Friday, January 14, 2011

Chosokabe Motochika: The Little Princess's first battle - A Translation

Here is a quick and easy translation of the events surrounding the first battle of the Sengoku Daimyo Chosokabe Motochika, from Jinbutsu Tanbou - Nihon no Rekishi #5 Sengoku no Busho, Tokyo, Japan, 1982, for your enjoyment:

Chosokabe Motochika
Chosokabe Motochika was born in Tenbun 7 (1538), in the middle of the Sengoku period. At this time in his home province of Tosa, there were many small clans defending their territories, and there were continual battles. Motochika’s father Kunichika was based in Okô castle, and was part of one of these "small clans", however he was an exceptional strategist, and during Motochika’s childhood, Kunichika defeated neighboring small clans one after the other.

He gradually expanded his holdings in the center of Tosa province. In Eiroku 3 (1560) Kunichika made a surprise attack on Nagahama castle held by a rival clan, the Motoyama. When word reached Motoyama Shigetoki, he was greatly angered and gathered 2,500 troops from Asakura castle in order to take Nagahama back. Kunichika left Okô castle to intercept Shigetoki’s army with 1,000 men. This was Motochika’s first battle. He was 23 years old. This was a very late first battle for a son of a Sengoku warrior, however there was a reason for this.

Motochika was born with a pale complexion and a meek face, and had a quiet, reserved demeanor. Because of this, his father’s rough warrior vassals referred derisively to him as "the little princess". Kunichika also felt that Motochika was an effeminate child, and so waited to bring him to the battlefield. When Motochika left Okô castle on the way to the battle, he asked his vassal Jinzenji Bungo for tips on how to use a spear and how to lead an army. Motochika joined Kunichika’s army with 20 mounted men.

At Nagahama, both armies collided. A long and bloody battle ensued. Finally, both armies pulled back momentarily to regroup. At this time Kunichika remembered his son’s participation, asking about his location on the battlefield, but was unable to find him until a vassal pointed him out in the forest shade about 200 meters from the left wing of the army formation. Motochika was gathered there with his 20 horsemen. It appeared that they had not even fought yet. Kunichika was recorded as referring to them as "lazy fools".
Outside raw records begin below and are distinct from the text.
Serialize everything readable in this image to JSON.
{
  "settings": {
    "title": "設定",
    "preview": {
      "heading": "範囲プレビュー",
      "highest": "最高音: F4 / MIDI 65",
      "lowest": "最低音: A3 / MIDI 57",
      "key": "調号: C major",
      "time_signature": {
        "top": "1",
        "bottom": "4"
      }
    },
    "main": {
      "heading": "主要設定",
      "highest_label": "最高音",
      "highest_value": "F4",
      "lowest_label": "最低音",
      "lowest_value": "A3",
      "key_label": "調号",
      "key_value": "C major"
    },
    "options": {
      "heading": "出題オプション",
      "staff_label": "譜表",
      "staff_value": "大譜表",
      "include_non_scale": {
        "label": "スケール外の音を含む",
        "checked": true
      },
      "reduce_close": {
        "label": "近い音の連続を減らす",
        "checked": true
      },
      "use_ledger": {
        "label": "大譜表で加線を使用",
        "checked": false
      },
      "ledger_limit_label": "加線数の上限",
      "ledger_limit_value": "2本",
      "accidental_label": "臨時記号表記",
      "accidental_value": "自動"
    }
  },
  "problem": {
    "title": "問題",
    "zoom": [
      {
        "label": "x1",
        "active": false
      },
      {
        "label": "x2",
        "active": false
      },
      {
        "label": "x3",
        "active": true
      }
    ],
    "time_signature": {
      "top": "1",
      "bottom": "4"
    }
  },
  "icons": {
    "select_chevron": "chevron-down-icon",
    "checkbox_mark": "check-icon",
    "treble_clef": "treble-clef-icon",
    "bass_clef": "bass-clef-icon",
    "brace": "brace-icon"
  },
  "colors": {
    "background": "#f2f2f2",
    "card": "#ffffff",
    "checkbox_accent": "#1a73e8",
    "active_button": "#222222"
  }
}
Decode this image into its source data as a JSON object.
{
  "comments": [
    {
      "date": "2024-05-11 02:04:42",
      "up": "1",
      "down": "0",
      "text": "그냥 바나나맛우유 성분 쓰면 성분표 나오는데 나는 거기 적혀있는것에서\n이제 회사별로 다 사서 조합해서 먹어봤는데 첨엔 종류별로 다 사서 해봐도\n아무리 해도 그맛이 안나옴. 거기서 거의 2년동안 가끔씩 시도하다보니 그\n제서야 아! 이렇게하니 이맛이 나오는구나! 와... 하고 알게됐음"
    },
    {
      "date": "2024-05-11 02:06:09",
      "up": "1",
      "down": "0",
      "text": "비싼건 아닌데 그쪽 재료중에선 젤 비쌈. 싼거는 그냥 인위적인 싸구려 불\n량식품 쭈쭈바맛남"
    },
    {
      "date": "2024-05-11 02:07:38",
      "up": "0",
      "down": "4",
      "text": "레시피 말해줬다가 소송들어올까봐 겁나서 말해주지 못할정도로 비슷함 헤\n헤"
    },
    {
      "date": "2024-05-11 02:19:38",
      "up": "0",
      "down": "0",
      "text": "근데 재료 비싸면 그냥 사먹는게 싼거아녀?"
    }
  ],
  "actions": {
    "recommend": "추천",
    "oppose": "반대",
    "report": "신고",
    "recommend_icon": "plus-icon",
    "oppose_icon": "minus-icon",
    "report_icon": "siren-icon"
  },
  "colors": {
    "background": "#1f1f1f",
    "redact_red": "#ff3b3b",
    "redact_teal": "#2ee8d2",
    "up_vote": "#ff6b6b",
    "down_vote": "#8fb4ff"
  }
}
At this time, Motochika’s isolated group was noticed by a force of 100 mounted Motoyama warriors. With a battle cry, the 100 Motoyama warriors charged. It did not appear that Motochika’s small force would stand a chance against them. However, Motochika’s battle cry was heard across the battlefield, "Attack! Attack!" Motochika spurred his horse, charging out ahead of the rest of his small force into the oncoming rush of horsemen, wielding his spear with great skill and speed, fighting with the ferocity of a wild lion. The 20 men with him were encouraged, and fought a hard and bloody battle. Kunichika stood in his stirrups, yelling for attack. The Chosokabe army responded by surging forward. The Chosokabe army, strengthened by the surprising effort in battle of the "little princess", was unstoppable. The Motoyama troops were completely crushed, fleeing back as far as the main encampment.  The pursuers swept away everything in their path, easily crushing the headquarters. Motoyama Shigetoki fled to Urado castle, barely escaping with his life, and presumably Chosokabe Motochika was never called a "little princess" again.

No comments:

Post a Comment